as the Civil War, Pearl Harbor, and Vietnam have shaped our
nation, the events of September 11, 2001 define an era. With
just over a year gone by it is still very difficult to get
past the horror, past the hurt, past the need for revenge,
past the uncontrolled patriotism and the undeniable need to
stand up for our country in the time of crisis. The events
of September 11th have triggered a dormant need within us
to re-examine the American Dream at the dawn of the twenty-first
century. For many of us, there can only be one "our times,"
the times after September 11, 2001.
The story of King Lear dramatically parallels the events of
September 11th. Unchecked power leads to Lear's (America's?)
inability to see his world crumbling around him, and a belief
that he is in total control. Gloucester must be physically
blinded before he is able to see his faults, and Edgar must
be stripped of his possessions before he can see his true
purpose. Only Edmund, whose goddess is "nature,"
sees the world as it truly exists, but uses his clarity of
vision to pursue selfish interests, rather than selfless service
of his country.
Staging the play at the World Trade Center site reveals a
frightening and disturbing resonance to the actions, emotions,

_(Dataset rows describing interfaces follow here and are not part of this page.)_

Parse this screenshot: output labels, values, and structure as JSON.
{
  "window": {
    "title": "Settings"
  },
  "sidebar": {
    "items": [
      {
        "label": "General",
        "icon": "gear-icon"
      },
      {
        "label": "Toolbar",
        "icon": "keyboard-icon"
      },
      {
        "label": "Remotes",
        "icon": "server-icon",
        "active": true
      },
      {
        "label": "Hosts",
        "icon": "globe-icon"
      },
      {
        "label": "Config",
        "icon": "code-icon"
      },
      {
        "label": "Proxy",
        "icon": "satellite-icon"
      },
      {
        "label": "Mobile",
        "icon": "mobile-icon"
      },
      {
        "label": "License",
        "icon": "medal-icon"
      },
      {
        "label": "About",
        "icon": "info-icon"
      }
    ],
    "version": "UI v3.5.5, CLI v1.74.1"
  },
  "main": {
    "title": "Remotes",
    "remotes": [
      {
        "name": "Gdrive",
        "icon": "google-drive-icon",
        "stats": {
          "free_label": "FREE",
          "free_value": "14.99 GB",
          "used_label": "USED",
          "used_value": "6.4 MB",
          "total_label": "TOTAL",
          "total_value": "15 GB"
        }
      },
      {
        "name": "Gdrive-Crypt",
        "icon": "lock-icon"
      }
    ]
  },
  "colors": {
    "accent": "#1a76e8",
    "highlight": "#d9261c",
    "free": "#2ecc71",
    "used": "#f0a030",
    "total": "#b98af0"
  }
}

and thoughts of the characters. The setting reveals in the
play, and the play reveals in the setting a world of absolute
and unchecked power, where isolated individuals pursue selfish
objectives in stark contrast to citizens who selflessly serve
their country; where materialism contrasts with poverty, vision
with blindness, extravagance with desolation, light with darkness,
and physicality with spirituality. It is a world that explores
the relationship between man and a higher power (be it nature,
the gods, or fate), and individual journeys result in spiritual
rebirth. Permeating the play is an exploration of the resonances
underlying Cordelia's inciting line, "nothing."
This "nothing" characterizes our setting at Ground
Zero: the desolation and destruction of the collapse; a nothing
starkly contrasted by the Time Square facades that surround
our set, and the very real world of the New York City skyline
that frames our outdoor theatre.
The corner stone of our production is the characterization
of the play's namesake, King Lear. We present Uncle Sam in
the role of King Lear, a vivid metaphor in and of itself.
Uncle Sam as King Lear personifies the American spirit, past
and present: a once great and powerful leader consumed by
power, left a homeless bum by the very politicians that pledged
to protect him; driven in his journey to confront the people
who are the backbone of this country.
Uncle Sam as King Lear...Ground Zero as Albion... Limousines
as horses...Servants as "uppity slaves"... Lear's
Fool as a virtual mass-media entertainer... A blown-out diner
as the hovel...A burned out fire-truck ladder as the road
to Dover...Afghanistan as Dover... The American Flag as a
symbol of power and a weapon of destruction. Allegory, fantasy,
or surrealistic history lesson, King Lear at Ground Zero is
most of all an opportunity to explores the why behind September
11, and without mercy, examines who we are, where we have
been, what we have become, and what we might still possibly